Fourth, like all sacrifices, the one seeking relationship with God must believe the offering cares for the need—or the sacrifice is in vain (as it applies to them). We have to see the sacrifice as our sacrifice, and desire personally the relationship with God.
That foundational instruction of the gospel was made plain in Romans 1-5. If you kept reading, you would then discover that the good news has implications for daily choices, life priorities and behavior, in Romans 6-8. There Paul made plain that we are not to serve lust (Romans 6) nor list (Romans 7), but rather be led by the Spirit of God.
As you continue studying the letter, you will quickly realize the next section of the letter (Romans 9-11) describes why the plan to transform lives is absolutely secure—because it rests on a faithful God who painstakingly works in lives for generations to tell His story.
As Paul watched his own countrymen defect from the faith in Jesus, he made plain that some began with the Christian movement, but did not remain with it—and that was no indication that the message was false. In fact, it was anticipated by God and prophesied by His holy ones of old.
By Romans 10, Paul was describing the simple truth that no other door existed to access God beside the gospel.
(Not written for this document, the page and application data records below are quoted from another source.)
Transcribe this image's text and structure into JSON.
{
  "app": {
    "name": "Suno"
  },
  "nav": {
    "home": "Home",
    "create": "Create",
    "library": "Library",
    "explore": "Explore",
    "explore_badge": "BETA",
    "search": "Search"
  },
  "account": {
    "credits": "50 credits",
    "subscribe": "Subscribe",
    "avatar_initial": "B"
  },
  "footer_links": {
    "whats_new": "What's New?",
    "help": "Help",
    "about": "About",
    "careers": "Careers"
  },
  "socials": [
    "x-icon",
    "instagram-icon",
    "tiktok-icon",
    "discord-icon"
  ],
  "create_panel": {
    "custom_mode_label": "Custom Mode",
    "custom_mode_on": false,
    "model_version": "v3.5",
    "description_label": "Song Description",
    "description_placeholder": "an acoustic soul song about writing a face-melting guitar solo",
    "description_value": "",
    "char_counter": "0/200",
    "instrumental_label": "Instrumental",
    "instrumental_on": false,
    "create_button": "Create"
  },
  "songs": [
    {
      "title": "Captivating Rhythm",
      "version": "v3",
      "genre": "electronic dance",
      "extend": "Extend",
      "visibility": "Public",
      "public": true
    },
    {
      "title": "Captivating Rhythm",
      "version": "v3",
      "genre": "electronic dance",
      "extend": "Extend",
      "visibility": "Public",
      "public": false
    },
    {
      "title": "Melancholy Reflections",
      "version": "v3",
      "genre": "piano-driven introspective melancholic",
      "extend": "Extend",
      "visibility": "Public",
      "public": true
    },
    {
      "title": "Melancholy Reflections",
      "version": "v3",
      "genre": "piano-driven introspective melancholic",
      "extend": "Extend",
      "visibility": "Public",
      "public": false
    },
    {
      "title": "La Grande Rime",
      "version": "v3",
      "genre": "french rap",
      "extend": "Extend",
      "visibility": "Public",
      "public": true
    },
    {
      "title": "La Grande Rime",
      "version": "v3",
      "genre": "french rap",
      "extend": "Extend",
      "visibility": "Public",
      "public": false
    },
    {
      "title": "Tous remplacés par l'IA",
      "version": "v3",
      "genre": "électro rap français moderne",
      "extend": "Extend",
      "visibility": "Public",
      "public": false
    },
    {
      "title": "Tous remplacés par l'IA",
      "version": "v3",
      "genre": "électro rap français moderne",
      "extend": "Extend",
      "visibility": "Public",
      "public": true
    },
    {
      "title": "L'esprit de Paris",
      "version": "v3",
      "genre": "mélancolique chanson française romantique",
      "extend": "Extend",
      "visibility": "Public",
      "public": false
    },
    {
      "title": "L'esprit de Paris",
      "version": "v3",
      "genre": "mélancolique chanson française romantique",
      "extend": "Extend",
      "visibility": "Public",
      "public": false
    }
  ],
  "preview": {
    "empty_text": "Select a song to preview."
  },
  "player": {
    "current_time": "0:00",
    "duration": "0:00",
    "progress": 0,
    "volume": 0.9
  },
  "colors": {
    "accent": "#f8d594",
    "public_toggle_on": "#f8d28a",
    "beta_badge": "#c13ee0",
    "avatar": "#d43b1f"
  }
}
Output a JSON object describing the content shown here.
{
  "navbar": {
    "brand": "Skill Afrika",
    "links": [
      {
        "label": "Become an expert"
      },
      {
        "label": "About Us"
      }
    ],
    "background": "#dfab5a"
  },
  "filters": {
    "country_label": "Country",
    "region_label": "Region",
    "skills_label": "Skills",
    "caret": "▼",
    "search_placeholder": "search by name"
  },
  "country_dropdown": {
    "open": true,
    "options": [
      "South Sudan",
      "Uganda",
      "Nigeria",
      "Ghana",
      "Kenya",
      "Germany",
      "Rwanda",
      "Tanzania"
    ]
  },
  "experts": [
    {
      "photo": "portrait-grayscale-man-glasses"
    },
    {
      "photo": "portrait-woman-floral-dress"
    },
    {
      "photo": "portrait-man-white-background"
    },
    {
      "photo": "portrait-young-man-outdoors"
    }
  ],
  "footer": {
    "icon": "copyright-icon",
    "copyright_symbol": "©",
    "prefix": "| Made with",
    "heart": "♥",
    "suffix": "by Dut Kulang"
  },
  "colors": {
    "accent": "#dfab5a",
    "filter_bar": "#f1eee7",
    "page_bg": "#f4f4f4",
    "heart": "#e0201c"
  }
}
He argued that intruding never works with God. God has made known in the biblical record exactly what He requires for a man or woman to have a relationship with Him. As Creator, He has the right to require what He chooses (Paul made that point in Romans 9). As he continued his writing, Paul made clear another related truth:
Key Principle: No one intrudes into a relationship with God. By His grace, there is a door, but that is the only way in.
Take a look at this as we study again from the letter of Romans in chapter 10. In that chapter, Paul was gripped in the heartbreak of watching his fellow countrymen walk away from God. He recognized the decline, and he felt he needed to explain it. The problem was that the gospel, the story of salvation through Jesus the Jewish Messiah, was taking hold in the Gentile world, but under severe attack in the Jewish world.
How could that be? The place where the story unfolded was largely rejecting the story—and people who were distant from the story were embracing it, as well as the salvation that Jesus offered. He felt he needed to explain why Jews were rejecting the message, and why that had no bearing on the truth of its claims.